From coffee table books to mass-market paperbacks, Booksale carries a reasonably varied selection of low-priced used and unused books that are replenished regularly. In addition to books, Booksale sells new and back-issues of popular and obscure magazines, puzzle books, school stationery, and educational posters and flash cards.
As a self-described treasure trove of book gems, Booksale does not disappoint. Over the years, I have come away with hard-to-find titles and vintage editions that sold for peanuts. The low prices encourage booklovers to discover new authors. Should you grab a copy of the book that everybody’s raving about, or would you dare shun the popular choice in favor of a more esoteric title ? For the price of one new book at a regular bookstore, you can have both if you happen to find them at Booksale.
My son’s reading materials are a delightful mix of new books and secondhand finds sourced from regularly priced shelves, bargain bins, and book fairs. He started with Little Golden Books, Richard Scarry’s Biggest and Busiest series Dr. Seuss, and Berenstain Bears.

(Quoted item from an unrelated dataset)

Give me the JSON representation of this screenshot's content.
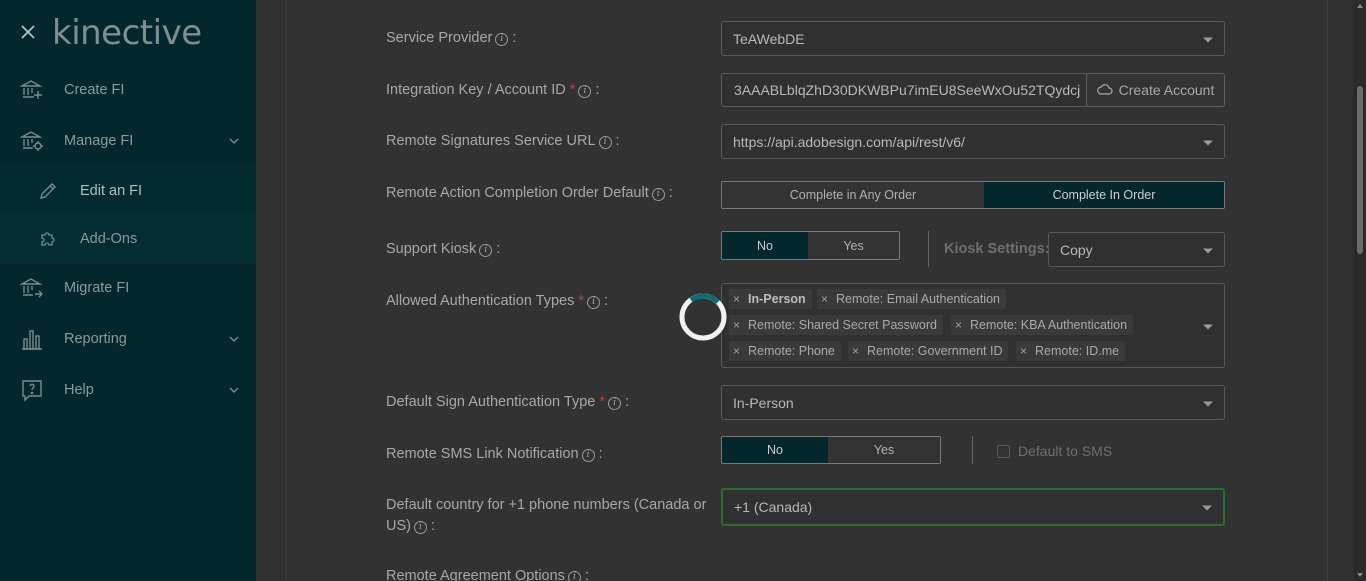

Now that he has moved to chapter books, Booksale has been a boon to my budding bookworm–and to the family purse strings.
Just the past couple of months, I managed to score a 2-books-in-1 edition of the first two mysteries in the classic Hardy Boys series for P210. That is quite a steal when you consider that each hardbound Hardy Boys book regularly sells for P285 (last I checked, a single mystery costs P135 at Booksale). I’ve brought home five Captain Underpants titles at P75 each and four Goosebumps horror stories for P75 apiece. Some of the books look like they’ve hardly been opened, while others are well-worn. Understandably, books in mint condition will cost a bit more, but they are still generally cheaper than copies sold at regular bookstores.
As long as Booksale continues to make good on its tagline, “We make reading affordable,” it’s got a loyal customer in me.